Paige Thornton (Rachel McAdams) is a happily married art student who’s just landed a very cool, high-profile project. She’s got a boho fab wardrobe, a groovy studio space in Chicago, a witty, handsome husband (Channing Tatum) who adores her, and a bright future. Her life is romantic and wonderful. It’s the kind of life most people only dream of, and the kind of life that usually only exists in the movies to validate our hopes that such an existence could at least happen to somebody. Oh, and her husband owns a music studio. Perfect.
One night there is a terrible car crash and Paige obtains a serious head injury that results in memory loss of the past five years. She wakes up thinking she’s the woman she was five years ago, a woman who lived a very, very different life.
The old Paige was very close to her uber-rich family (who she hasn’t spoken to in years), dressed like a total yupster, hung out with sorority pals, and went to law school per her father’s wishes. Oh, and she was engaged to a man (Scott Speedman) who fits neatly into this scene of Gucci and Chanel and all things “upscale.” It’s a completely different world from her bohemian artist’s life she’s living these days downtown.
So two storylines emerge: 1) the mystery of how uptight yuppie Paige became the free-spirited artist Paige of today, and 2) will she fall in love with her husband again and embrace her current life? Or will she go back to the life she remembers?
Another question emerges that the filmmakers likely did not intend: How does an art student and a struggling recording studio owner afford their fabulous loft downtown AND their two different studio spaces, especially if she’s no longer taking the family money? Ah, movie logic. Best not to question these things.
Anyway, what unfolds is a period of time in which Paige has to discover her own identity again. That includes deciding which career path to resume: artist or lawyer. Deciding which man to love: handsome rich guy or handsome struggling guy who always says the right things and has a wonderful sense of humor and adores her. Deciding whether to remain in the bosom of her family or go it alone again … like she did five years ago for mysterious reasons.
When the mystery of Paige’s departure from richy-rich suburban life is finally revealed, it doesn’t quite hash out. It may explain a rift with her family, but it doesn’t begin to explain why a girl who once donned Chanel now wears FreePeople and has a tattoo. The big emotional “reveal” packs a genuine wallop, thanks largely to a fine performance by Jessica Lange as Paige’s mother, but it doesn’t lend the character’s arc much logic at all.

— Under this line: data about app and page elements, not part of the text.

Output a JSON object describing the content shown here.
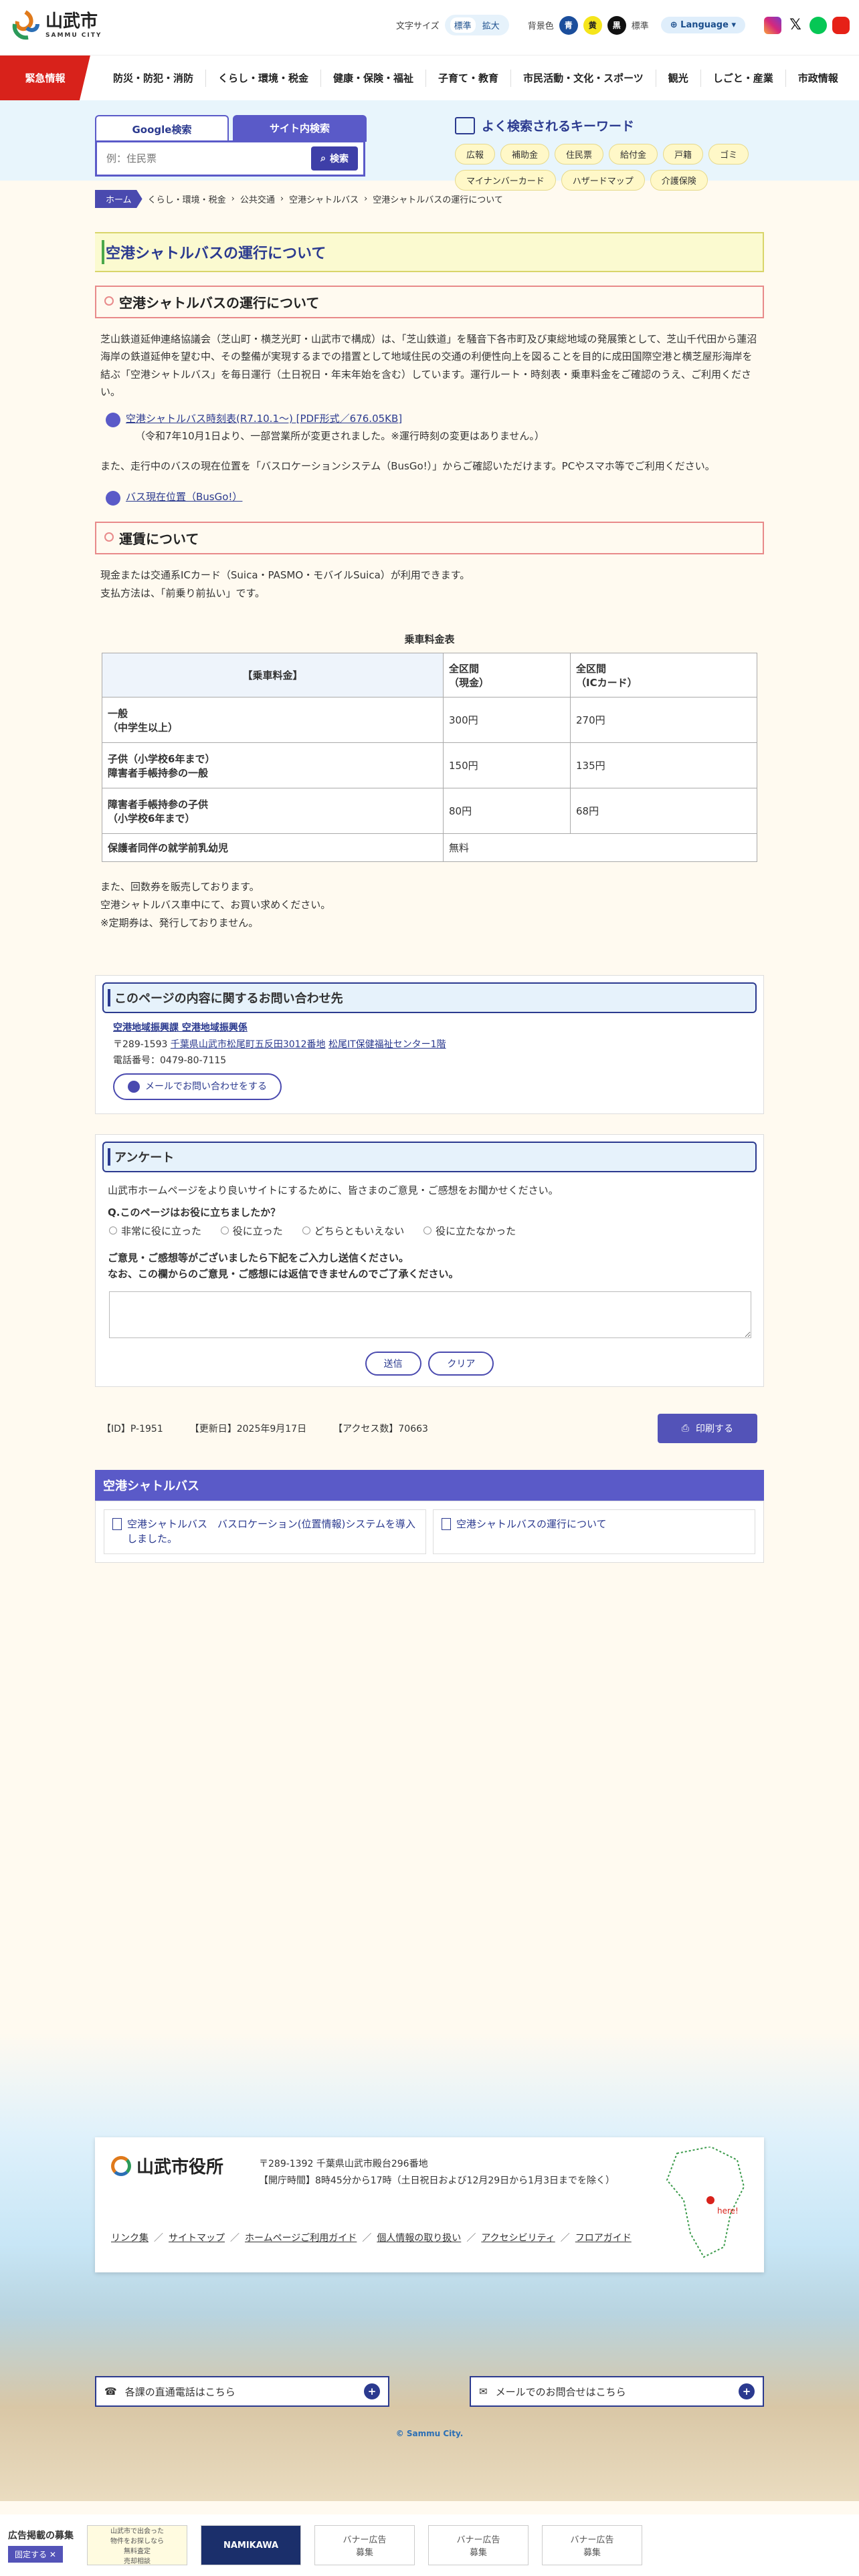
{
  "header": {
    "city_ja": "山武市",
    "city_en": "SAMMU CITY",
    "font_size_label": "文字サイズ",
    "font_std": "標準",
    "font_large": "拡大",
    "bg_color_label": "背景色",
    "bg_blue": "青",
    "bg_yellow": "黄",
    "bg_black": "黒",
    "bg_std": "標準",
    "language": "Language",
    "sns_icons": [
      "instagram-icon",
      "x-icon",
      "line-icon",
      "youtube-icon"
    ]
  },
  "nav": {
    "emergency": "緊急情報",
    "items": [
      "防災・防犯・消防",
      "くらし・環境・税金",
      "健康・保険・福祉",
      "子育て・教育",
      "市民活動・文化・スポーツ",
      "観光",
      "しごと・産業",
      "市政情報"
    ]
  },
  "search": {
    "tab_google": "Google検索",
    "tab_site": "サイト内検索",
    "placeholder": "例：住民票",
    "button": "検索",
    "kw_title": "よく検索されるキーワード",
    "keywords": [
      "広報",
      "補助金",
      "住民票",
      "給付金",
      "戸籍",
      "ゴミ",
      "マイナンバーカード",
      "ハザードマップ",
      "介護保険"
    ]
  },
  "breadcrumb": [
    "ホーム",
    "くらし・環境・税金",
    "公共交通",
    "空港シャトルバス",
    "空港シャトルバスの運行について"
  ],
  "page_title": "空港シャトルバスの運行について",
  "section1": {
    "heading": "空港シャトルバスの運行について",
    "body": "芝山鉄道延伸連絡協議会（芝山町・横芝光町・山武市で構成）は、「芝山鉄道」を騒音下各市町及び東総地域の発展策として、芝山千代田から蓮沼海岸の鉄道延伸を望む中、その整備が実現するまでの措置として地域住民の交通の利便性向上を図ることを目的に成田国際空港と横芝屋形海岸を結ぶ「空港シャトルバス」を毎日運行（土日祝日・年末年始を含む）しています。運行ルート・時刻表・乗車料金をご確認のうえ、ご利用ください。",
    "link1": "空港シャトルバス時刻表(R7.10.1〜) [PDF形式／676.05KB]",
    "link1_note": "（令和7年10月1日より、一部営業所が変更されました。※運行時刻の変更はありません。）",
    "body2": "また、走行中のバスの現在位置を「バスロケーションシステム（BusGo!）」からご確認いただけます。PCやスマホ等でご利用ください。",
    "link2": "バス現在位置（BusGo!）"
  },
  "section2": {
    "heading": "運賃について",
    "line1": "現金または交通系ICカード（Suica・PASMO・モバイルSuica）が利用できます。",
    "line2": "支払方法は、「前乗り前払い」です。",
    "table_caption": "乗車料金表",
    "col0": "【乗車料金】",
    "col1": "全区間\n（現金）",
    "col2": "全区間\n（ICカード）",
    "rows": [
      {
        "label": "一般\n（中学生以上）",
        "cash": "300円",
        "ic": "270円"
      },
      {
        "label": "子供（小学校6年まで）\n障害者手帳持参の一般",
        "cash": "150円",
        "ic": "135円"
      },
      {
        "label": "障害者手帳持参の子供\n（小学校6年まで）",
        "cash": "80円",
        "ic": "68円"
      },
      {
        "label": "保護者同伴の就学前乳幼児",
        "cash": "無料",
        "ic": ""
      }
    ],
    "note1": "また、回数券を販売しております。",
    "note2": "空港シャトルバス車中にて、お買い求めください。",
    "note3": "※定期券は、発行しておりません。"
  },
  "contact": {
    "heading": "このページの内容に関するお問い合わせ先",
    "dept": "空港地域振興課 空港地域振興係",
    "addr_prefix": "〒289-1593 ",
    "addr_link": "千葉県山武市松尾町五反田3012番地",
    "addr_link2": "松尾IT保健福祉センター1階",
    "tel": "電話番号：0479-80-7115",
    "mail_btn": "メールでお問い合わせをする"
  },
  "survey": {
    "heading": "アンケート",
    "intro": "山武市ホームページをより良いサイトにするために、皆さまのご意見・ご感想をお聞かせください。",
    "q": "Q.このページはお役に立ちましたか？",
    "options": [
      "非常に役に立った",
      "役に立った",
      "どちらともいえない",
      "役に立たなかった"
    ],
    "comment1": "ご意見・ご感想等がございましたら下記をご入力し送信ください。",
    "comment2": "なお、この欄からのご意見・ご感想には返信できませんのでご了承ください。",
    "send": "送信",
    "clear": "クリア"
  },
  "meta": {
    "id": "【ID】P-1951",
    "updated": "【更新日】2025年9月17日",
    "access": "【アクセス数】70663",
    "print": "印刷する"
  },
  "related": {
    "heading": "空港シャトルバス",
    "items": [
      "空港シャトルバス　バスロケーション(位置情報)システムを導入しました。",
      "空港シャトルバスの運行について"
    ]
  },
  "footer": {
    "office": "山武市役所",
    "address": "〒289-1392 千葉県山武市殿台296番地",
    "hours": "【開庁時間】8時45分から17時（土日祝日および12月29日から1月3日までを除く）",
    "map_label": "here!",
    "links": [
      "リンク集",
      "サイトマップ",
      "ホームページご利用ガイド",
      "個人情報の取り扱い",
      "アクセシビリティ",
      "フロアガイド"
    ],
    "cta_phone": "各課の直通電話はこちら",
    "cta_mail": "メールでのお問合せはこちら",
    "copyright": "© Sammu City."
  },
  "ads": {
    "label": "広告掲載の募集",
    "close": "固定する",
    "banner1": "山武市で出会った\n物件をお探しなら\n無料査定\n売却相談",
    "banner2": "NAMIKAWA",
    "placeholder": "バナー広告\n募集"
  }
}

In fact, almost instantaneously after this revelation comes to light, Paige returns to her art which she hasn’t touched since she woke up from the accident. The correlation between learning that your parents are flawed people and instantly having completely different taste in clothes, food, music and lifestyle (and a different personality!) is tenuous at best. One begins to get the icky feeling that this has all just been one long contrivance to set up a juxtaposition between her two worlds, past and present.
It makes for some humorous moments and creates stark choices that must be made. But it doesn’t feel real. It feels like another one of those things we’re supposed to skip over – like how they afford their lofts and multiple studios spaces downtown. Just don’t think about it, and it all seems pleasant enough.
In fairness, “The Vow” is nicely-made on many levels. The actors are all doing their bit wonderfully well. Rachel McAdams is charming, and knows just when and how to flash that thousand-watt smile. Channing Tatum plays the world’s most perfect husband as convincingly as possible. And the supporting players are solid. Jessica Lange is the stand-out here in one scene that makes the entire movie worthwhile.
Fans of romantic dramas such as “The Notebook” will love this movie. For those folks, I heartily recommend it. For everyone else… not so much.
3 of 5 stars